◆ **What is needed**
Print out the records below with nothing altered.

◆ **Available data**
▬▬▬

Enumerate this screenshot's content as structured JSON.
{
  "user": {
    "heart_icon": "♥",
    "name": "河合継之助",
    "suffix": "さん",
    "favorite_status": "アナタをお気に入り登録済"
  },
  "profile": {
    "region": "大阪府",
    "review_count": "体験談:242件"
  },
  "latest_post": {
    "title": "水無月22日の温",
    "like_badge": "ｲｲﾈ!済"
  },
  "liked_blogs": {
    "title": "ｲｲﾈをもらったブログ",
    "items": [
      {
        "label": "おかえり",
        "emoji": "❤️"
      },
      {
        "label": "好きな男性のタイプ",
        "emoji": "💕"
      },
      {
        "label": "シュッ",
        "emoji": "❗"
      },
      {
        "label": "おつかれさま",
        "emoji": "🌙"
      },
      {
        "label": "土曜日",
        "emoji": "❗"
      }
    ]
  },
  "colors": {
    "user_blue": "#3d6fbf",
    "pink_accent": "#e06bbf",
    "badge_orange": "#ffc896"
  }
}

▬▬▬

◆ **Exercise output**
Enumerate this screenshot's content as structured JSON.
{
  "user": {
    "heart_icon": "♥",
    "name": "河合継之助",
    "suffix": "さん",
    "favorite_status": "アナタをお気に入り登録済"
  },
  "profile": {
    "region": "大阪府",
    "review_count": "体験談:242件"
  },
  "latest_post": {
    "title": "水無月22日の温",
    "like_badge": "ｲｲﾈ!済"
  },
  "liked_blogs": {
    "title": "ｲｲﾈをもらったブログ",
    "items": [
      {
        "label": "おかえり",
        "emoji": "❤️"
      },
      {
        "label": "好きな男性のタイプ",
        "emoji": "💕"
      },
      {
        "label": "シュッ",
        "emoji": "❗"
      },
      {
        "label": "おつかれさま",
        "emoji": "🌙"
      },
      {
        "label": "土曜日",
        "emoji": "❗"
      }
    ]
  },
  "colors": {
    "user_blue": "#3d6fbf",
    "pink_accent": "#e06bbf",
    "badge_orange": "#ffc896"
  }
}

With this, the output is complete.